A natural gas contains a variety of hydrocarbon molecules ranging from methane (CH4) to very heavy hydrocarbons, all of which are in the gaseous state at initial reservoir conditions. Produced intermediate to heavier weight hydrocarbons liquidfy at the surface and become a major source of income. Calculations are performed to characterize the gas-liquid relationship in order to set separation conditions and predict performance of the two phases.
Gas reservoir performance histories are governed by any repressuring assistance exerted by natural water influx that may vary from a complete absence to a case where a strong water drive dominates performance. Ultimate recovery is greatest in the pressure depletion case due to gas compressibility effects exhausting more residual gas.
Gas compressibility is the predominant influence on production history on low to moderate gas reservoirs.

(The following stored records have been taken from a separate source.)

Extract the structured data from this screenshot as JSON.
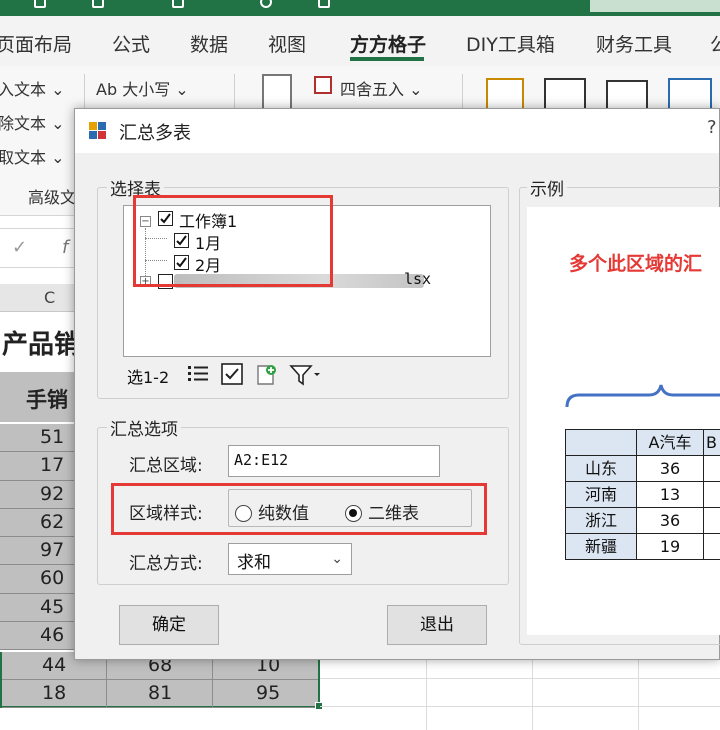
{
  "excel": {
    "tabs": [
      "页面布局",
      "公式",
      "数据",
      "视图",
      "方方格子",
      "DIY工具箱",
      "财务工具",
      "公"
    ],
    "active_tab": "方方格子",
    "ribbon": {
      "left_items": [
        "入文本 ⌄",
        "除文本 ⌄",
        "取文本 ⌄"
      ],
      "case_btn": "Ab 大小写 ⌄",
      "round_btn": "四舍五入 ⌄",
      "group_label": "高级文"
    },
    "formula_bar": {
      "fn_label": "f"
    },
    "column_header": "C",
    "title_fragment": "产品销",
    "header_fragment": "手销",
    "col_values": [
      "51",
      "17",
      "92",
      "62",
      "97",
      "60",
      "45",
      "46"
    ],
    "bottom_rows": [
      [
        "44",
        "68",
        "10"
      ],
      [
        "18",
        "81",
        "95"
      ]
    ]
  },
  "dialog": {
    "title": "汇总多表",
    "help": "?",
    "select_sheets": {
      "label": "选择表",
      "tree": {
        "workbook": "工作簿1",
        "sheets": [
          "1月",
          "2月"
        ],
        "second_file_ext": "lsx"
      },
      "toolbar": {
        "range_label": "选1-2"
      }
    },
    "options": {
      "label": "汇总选项",
      "range_label": "汇总区域:",
      "range_value": "A2:E12",
      "style_label": "区域样式:",
      "style_options": [
        "纯数值",
        "二维表"
      ],
      "style_selected": "二维表",
      "method_label": "汇总方式:",
      "method_value": "求和"
    },
    "buttons": {
      "ok": "确定",
      "exit": "退出"
    },
    "example": {
      "label": "示例",
      "caption": "多个此区域的汇",
      "headers": [
        "",
        "A汽车",
        "B"
      ],
      "rows": [
        [
          "山东",
          "36",
          ""
        ],
        [
          "河南",
          "13",
          ""
        ],
        [
          "浙江",
          "36",
          ""
        ],
        [
          "新疆",
          "19",
          ""
        ]
      ]
    }
  },
  "colors": {
    "excel_green": "#217346",
    "highlight_red": "#e53935",
    "example_blue": "#4472c4",
    "header_fill": "#dce6f2"
  }
}
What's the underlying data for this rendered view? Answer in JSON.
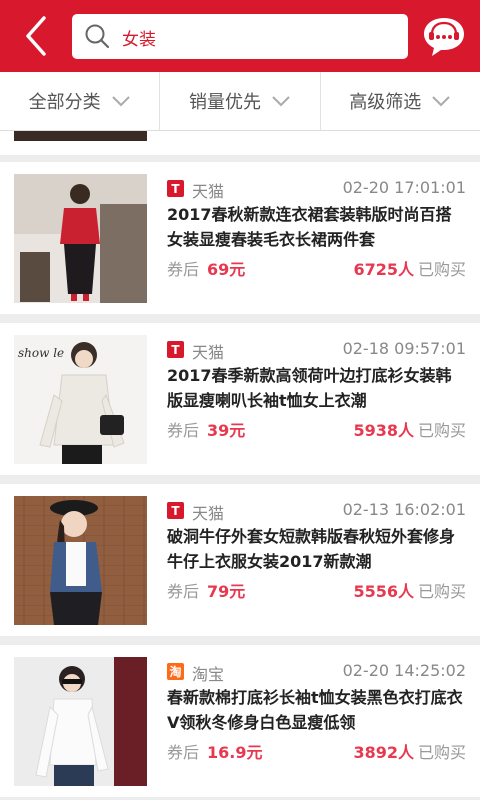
{
  "header": {
    "search_value": "女装",
    "icons": {
      "back": "chevron-left-icon",
      "search": "search-icon",
      "service": "customer-service-chat-icon"
    }
  },
  "filters": [
    {
      "label": "全部分类",
      "icon": "chevron-down-icon"
    },
    {
      "label": "销量优先",
      "icon": "chevron-down-icon"
    },
    {
      "label": "高级筛选",
      "icon": "chevron-down-icon"
    }
  ],
  "colors": {
    "brand": "#d8182d",
    "price": "#e8384f",
    "tmall": "#d8182d",
    "taobao": "#ff6a1a"
  },
  "products": [
    {
      "shop_icon_text": "T",
      "shop_name": "天猫",
      "time": "02-20 17:01:01",
      "title": "2017春秋新款连衣裙套装韩版时尚百搭女装显瘦春装毛衣长裙两件套",
      "price_label": "券后",
      "price": "69元",
      "buyers": "6725人",
      "buyers_suffix": "已购买"
    },
    {
      "shop_icon_text": "T",
      "shop_name": "天猫",
      "time": "02-18 09:57:01",
      "title": "2017春季新款高领荷叶边打底衫女装韩版显瘦喇叭长袖t恤女上衣潮",
      "price_label": "券后",
      "price": "39元",
      "buyers": "5938人",
      "buyers_suffix": "已购买",
      "image_text": "show le"
    },
    {
      "shop_icon_text": "T",
      "shop_name": "天猫",
      "time": "02-13 16:02:01",
      "title": "破洞牛仔外套女短款韩版春秋短外套修身牛仔上衣服女装2017新款潮",
      "price_label": "券后",
      "price": "79元",
      "buyers": "5556人",
      "buyers_suffix": "已购买"
    },
    {
      "shop_icon_text": "淘",
      "shop_name": "淘宝",
      "time": "02-20 14:25:02",
      "title": "春新款棉打底衫长袖t恤女装黑色衣打底衣V领秋冬修身白色显瘦低领",
      "price_label": "券后",
      "price": "16.9元",
      "buyers": "3892人",
      "buyers_suffix": "已购买"
    }
  ]
}
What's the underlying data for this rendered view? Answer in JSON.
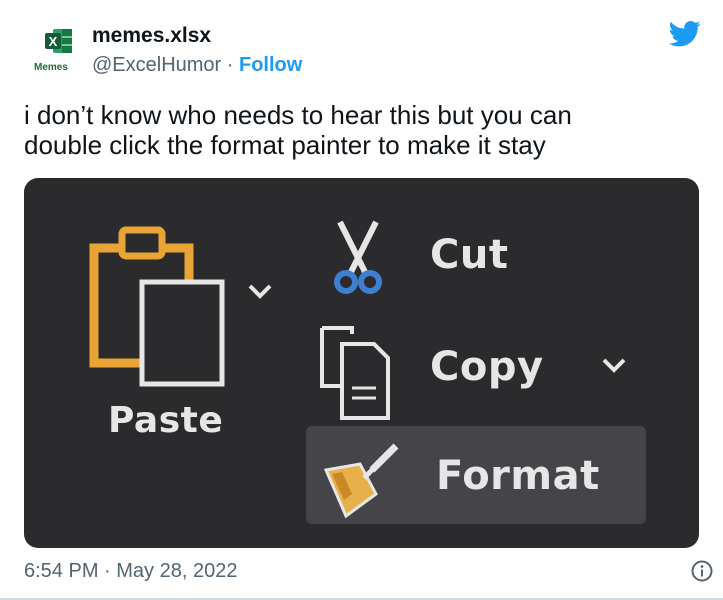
{
  "author": {
    "name": "memes.xlsx",
    "handle": "@ExcelHumor",
    "separator": " · ",
    "follow_label": "Follow",
    "avatar_text": "Memes",
    "avatar_logo_letter": "X",
    "avatar_icon": "excel-logo-icon"
  },
  "platform_icon": "twitter-bird-icon",
  "tweet": {
    "text_line1": "i don’t know who needs to hear this but you can",
    "text_line2": "double click the format painter to make it stay"
  },
  "media": {
    "paste_label": "Paste",
    "cut_label": "Cut",
    "copy_label": "Copy",
    "format_label": "Format",
    "icons": [
      "clipboard-icon",
      "scissors-icon",
      "copy-icon",
      "format-painter-icon",
      "chevron-down-icon"
    ],
    "background_color": "#2b2b2d",
    "clipboard_color": "#e8a435",
    "scissors_color": "#3d7fd1"
  },
  "footer": {
    "timestamp": "6:54 PM · May 28, 2022",
    "info_icon": "info-icon"
  },
  "colors": {
    "link": "#1d9bf0",
    "secondary_text": "#536471",
    "excel_green": "#1d6f42"
  }
}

However the effects of formation and water compressibiliry must be included in studies describing overpressured gas reservoirs.